Is trading on margin a good ideaprofits
Although trading on margin can increase your potential day trading by leveraging your buying power, they can also amplify your losses if your trades do not work out. That is, it is possible to lose more than 100% of your initial investment. In order to use day trading leverage strategy to its full potential, it is essential to understand all of the risks and contributing factors that can define if trading on margin is a good idea.
Some of the more important things to understand are margin call, forced liquidation, and other risks such as high interest rates on margin accounts. Although these pitfalls can create serious setbacks for an inexperienced day trader, the advantages for a clever day trader can be very rewarding.
Examples of Leverage Trading Scenarios
One of the most important things to keep in mind when thinking of leverage trading is the difference between pattern and non-pattern day traders. When day traders meet a certain amount of criteria, they are considered “pattern” day traders, and the requirements for them to qualify for margin accounts change.
Pattern day traders must keep a minimum of $25,000, but they can purchase up to 4x the excess in their account.
For example, an account with $40,000 is $15,000 in excess of the minimum, meaning the trader can trade with up to $60,000 ($15,000 x 4). This obviously gives the day trader more buying power, allowing him to potentially maximize profits from his trades. However, as we mentioned before, trading on margin can also amplify your losses.
Imagine a stock trading at $100 per share, and you are confident that it will rise. You purchase the stock with 2:1 leverage, using $10,000 of your own money to purchase $20,000 worth of stock. Without leverage trading, you would not have been able to purchase as many shares, meaning your potential profits and losses would be lower.
However, imagine the price of the stock falls by 25%. With the shares now only worth $75, your investment is now only worth $15,000. After paying back $10,000 to the broker, you are left with $5,000, which is a 50% loss. The loss would only have been 25% if you had not been trading on margin.

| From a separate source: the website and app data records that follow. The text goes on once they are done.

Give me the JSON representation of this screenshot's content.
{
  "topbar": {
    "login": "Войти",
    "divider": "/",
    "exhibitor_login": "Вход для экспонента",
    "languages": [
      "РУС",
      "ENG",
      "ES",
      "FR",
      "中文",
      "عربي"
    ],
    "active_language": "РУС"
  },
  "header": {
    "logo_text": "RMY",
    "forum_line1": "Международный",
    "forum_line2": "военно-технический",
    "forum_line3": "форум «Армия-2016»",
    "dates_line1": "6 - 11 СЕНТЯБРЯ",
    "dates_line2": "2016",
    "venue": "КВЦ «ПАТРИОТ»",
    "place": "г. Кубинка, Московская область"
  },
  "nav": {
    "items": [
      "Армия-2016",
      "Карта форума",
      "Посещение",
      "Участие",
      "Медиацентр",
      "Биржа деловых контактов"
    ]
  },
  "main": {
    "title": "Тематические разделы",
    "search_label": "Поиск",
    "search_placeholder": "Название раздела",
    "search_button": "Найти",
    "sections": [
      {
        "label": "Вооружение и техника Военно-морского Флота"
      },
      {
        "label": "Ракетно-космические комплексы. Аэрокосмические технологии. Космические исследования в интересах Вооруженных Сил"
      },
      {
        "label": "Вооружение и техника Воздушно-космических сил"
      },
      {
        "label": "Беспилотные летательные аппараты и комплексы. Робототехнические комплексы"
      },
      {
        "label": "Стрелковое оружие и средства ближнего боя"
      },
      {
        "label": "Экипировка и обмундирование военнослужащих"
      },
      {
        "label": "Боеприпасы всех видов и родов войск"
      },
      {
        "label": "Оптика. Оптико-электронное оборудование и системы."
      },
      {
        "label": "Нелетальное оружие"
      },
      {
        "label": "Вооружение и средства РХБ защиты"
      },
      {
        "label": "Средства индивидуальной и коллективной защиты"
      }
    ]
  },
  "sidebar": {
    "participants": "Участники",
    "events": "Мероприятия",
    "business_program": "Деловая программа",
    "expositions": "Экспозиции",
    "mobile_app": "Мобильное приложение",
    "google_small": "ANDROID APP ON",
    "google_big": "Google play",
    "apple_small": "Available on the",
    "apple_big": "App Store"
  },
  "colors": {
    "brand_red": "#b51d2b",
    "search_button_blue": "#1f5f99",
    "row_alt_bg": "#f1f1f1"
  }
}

This represents an example of how leverage can go both ways when it comes to day trading leverage strategy. Although shouldering the extra risk of a margin trade can be risky, the increase in profits for a confident trade can be quite substantial. Learning how to calculate the risk of margin trades, and carefully decide on how to leverage your buying power is an essential step to becoming an expert day trader.
Learn margin trading
Like any other aspect of day trading, the desire to learn margin trading as good as possible is essential to using it properly. It can be tempting for inexperienced traders who think they know what they are doing to trade on margin with stocks that they don’t understand as well as they think they do. Although increasing your buying power can give you a lot of advantages and opportunities, it can also do a very good job of maximizing your losses.